Creating culture of improvement through accreditation

The health and care sector is currently facing many challenges. The pandemic may not be making headlines, but it is having an impact in all areas from bed availability to staff shortages.
 
Trying to embed a culture of improvement during such challenging times may be questioned by some. They may feel that bringing in fresh ideas or trying to find a different way of doing things are not top priority. When staff become entrenched in their working lives, are faced with changing targets, there is not always a willingness to consider change.
 
Driving better outcomes through a culture of improvement

Organisational culture is a powerful way to drive improved outcomes and exceptional performance. Building and providing a culture of improvement is crucial to build the foundations for the values and beliefs that drive behaviour. Curiosity and new ideas should be nurtured as part of a culture of improving the way things are done.
 
A positive culture has shown to influence the performance of organisations, leading to a 33% increase in profitability (Gallup), 43% increased productivity (Hay Group) and 66% reduced sick leave (Forbes).
But what are the challenges in trying to change a culture and ways of working that are deeply entrenched with fixed mindsets and how can we set about creating a positive culture?
 
Breaking down silos of working and introducing common goals and shared sets of values are crucial to embedding a culture of quality improvement, disrupting the usual order and encouraging ways of better ways of working. Everyone across the organisation must know and understand the purpose, vision and values that the organisation is striving for and work together to drive improved performance. A purpose aligned culture can build resilience and ensure that high standards of healthcare are sustained.
 
Accreditation can pave the way for new ways of working

Health and care providers have to assure their patients, their board, their regulators and wider stakeholders that they are delivering high quality, safe services to every patient in their care.
 
Accreditation can provide a framework to put in place new ways of working as well as providing a solid evidence base that the changes are making a difference.
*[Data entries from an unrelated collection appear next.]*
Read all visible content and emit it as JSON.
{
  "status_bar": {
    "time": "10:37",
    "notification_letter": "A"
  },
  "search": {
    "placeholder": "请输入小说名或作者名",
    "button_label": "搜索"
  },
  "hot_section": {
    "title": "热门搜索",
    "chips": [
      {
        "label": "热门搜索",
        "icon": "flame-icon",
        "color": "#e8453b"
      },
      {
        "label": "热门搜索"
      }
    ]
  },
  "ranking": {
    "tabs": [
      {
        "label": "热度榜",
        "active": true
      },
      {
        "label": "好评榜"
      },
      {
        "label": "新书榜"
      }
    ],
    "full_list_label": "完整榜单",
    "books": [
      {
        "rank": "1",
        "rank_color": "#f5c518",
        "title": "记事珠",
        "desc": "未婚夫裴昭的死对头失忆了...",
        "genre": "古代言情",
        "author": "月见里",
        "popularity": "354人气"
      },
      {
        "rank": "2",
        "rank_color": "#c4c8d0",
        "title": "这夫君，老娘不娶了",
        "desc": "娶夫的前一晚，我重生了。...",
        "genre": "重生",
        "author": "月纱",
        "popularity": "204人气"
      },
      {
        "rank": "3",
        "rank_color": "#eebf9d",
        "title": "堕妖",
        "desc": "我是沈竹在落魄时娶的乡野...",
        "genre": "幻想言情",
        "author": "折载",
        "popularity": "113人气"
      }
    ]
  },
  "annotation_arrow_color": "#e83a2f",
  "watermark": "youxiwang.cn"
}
Agreeing to embark on a programme of improvement is just the start. Throughout the programme, encouraging, enabling and empowering staff teams to identify where improvement can be made and view quality as a constant cycle enables the development of a culture of improvement.
 
It’s not only important to look at the standout areas that need to change. Being able to identify an area that might be operating well, but could be even better with a few changes, is equally meaningful.
 
Take for example Willen Hospice in Milton Keynes. It has been through the CHKS accreditation process three times, and this has helped to create a culture where everyone recognises the importance of striving for excellence. This culture of continuous improvement drives everything the hospice does. Encouraging collaborative working across the organisation has laid the foundations for thinking creatively about how improvement can be achieved and how each department can work together for a common purpose.
 
When Hospice UK highlighted that certain demographic groups were under represented in hospice care, Willen Hospice decided to set up an awareness programme to ensure it could provide the best experience for people with learning disabilities.
 
While, in general, the hospice does not care for a high number of people with learning disabilities, the senior leadership team recognised that having an understanding and awareness of the daily lived experiences of someone with learning difficulties would help to play a part in providing the best care possible.
 
Changing a culture does require a certain amount of hard work and commitment but the results and benefits for the organisation that works together and understands the need for continuous improvement are clear. Improvements not only support client experiences but will contribute to standardisation and efficiency. It doesn’t have to be a difficult process of forcing people to change, but more about recognising and accepting that we can look at things in a different way to help identify areas for improvement to enhance quality.The health and care sector is currently facing many challenges. The pandemic may not be making headlines, but it is having an impact in all areas from bed availability to staff shortages.

Get in touch to find out more

The Birth Trauma Inquiry, What’s Next?

How might the report impact maternity services and what are the potential risks of inaction?

Key Messages From the Birth Trauma Report

On review of the report, Moyra Amess, Director of Assurance & Accreditation at CHKS has compiled here her four key messages.

Has data quality reduced in England?

NHS England suspended its National Tariff Payment System (NTPS) early in 2020/21 following the Covid-19 pandemic. Instead, trusts were paid by simpler block contract payments.